    – user62727
    Commented Sep 26, 2022 at 2:09
  • Nowhere even do I deny we can have direct access to anything. Strange and overly rhetorical. I, like many, am suspicious of people that start helpful answers with "you are clearly mistaken somewhere"
    – user62727
    Commented Sep 26, 2022 at 2:11
  • either e.g. an after-life involves a new existence in heaven or hell, or not. i said i found this inflationary. that is no way a false dichotomy. this is a philosophy site, not a mysticism site. perhaps you could look for one? it's attitudes like this that makes me sad to believe in an afterlife
    – user62727
    Commented Sep 26, 2022 at 2:18
  • sorry id i seem confrontational at all. I do find that annoying though
    – user62727
    Commented Sep 26, 2022 at 4:16
  • @who_cares My answer spelled out how intuitive rationalism is a seriously flawed approach to determining what exists in our world. If you have questions or clarification requests on those points, please suggest them. The rationale that either karma or heaven exist is a false dichotomy. No matter how many intuitions you have about parsimony or rationalism, critiques of heaven will not make karma more likely, because it is not the only option to heaven.
    – Dcleve
    Commented Sep 26, 2022 at 4:57

If you want to say that any after-life won't involve any agency (which I think is inflationary, against most authorities), free or otherwise, then maybe it doesn't matters what you call anything and how it fits into any religious system.

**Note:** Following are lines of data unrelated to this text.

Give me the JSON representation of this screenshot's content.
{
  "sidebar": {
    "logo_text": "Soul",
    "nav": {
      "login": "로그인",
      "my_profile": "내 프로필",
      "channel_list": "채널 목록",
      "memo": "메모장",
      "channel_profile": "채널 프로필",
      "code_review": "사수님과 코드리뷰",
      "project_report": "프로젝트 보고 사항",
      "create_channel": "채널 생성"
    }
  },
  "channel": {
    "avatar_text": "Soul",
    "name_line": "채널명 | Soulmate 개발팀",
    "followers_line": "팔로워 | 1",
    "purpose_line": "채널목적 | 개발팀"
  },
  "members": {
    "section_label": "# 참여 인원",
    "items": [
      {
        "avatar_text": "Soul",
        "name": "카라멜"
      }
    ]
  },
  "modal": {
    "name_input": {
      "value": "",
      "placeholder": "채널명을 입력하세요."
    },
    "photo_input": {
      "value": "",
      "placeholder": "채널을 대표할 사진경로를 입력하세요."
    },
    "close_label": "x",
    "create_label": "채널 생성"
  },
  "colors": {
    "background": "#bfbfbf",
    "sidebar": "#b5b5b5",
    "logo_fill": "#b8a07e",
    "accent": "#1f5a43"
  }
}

Choose a means to it, at best.

The reasons for believing it occurs (or does not occur) should be sufficient to think clearly about it.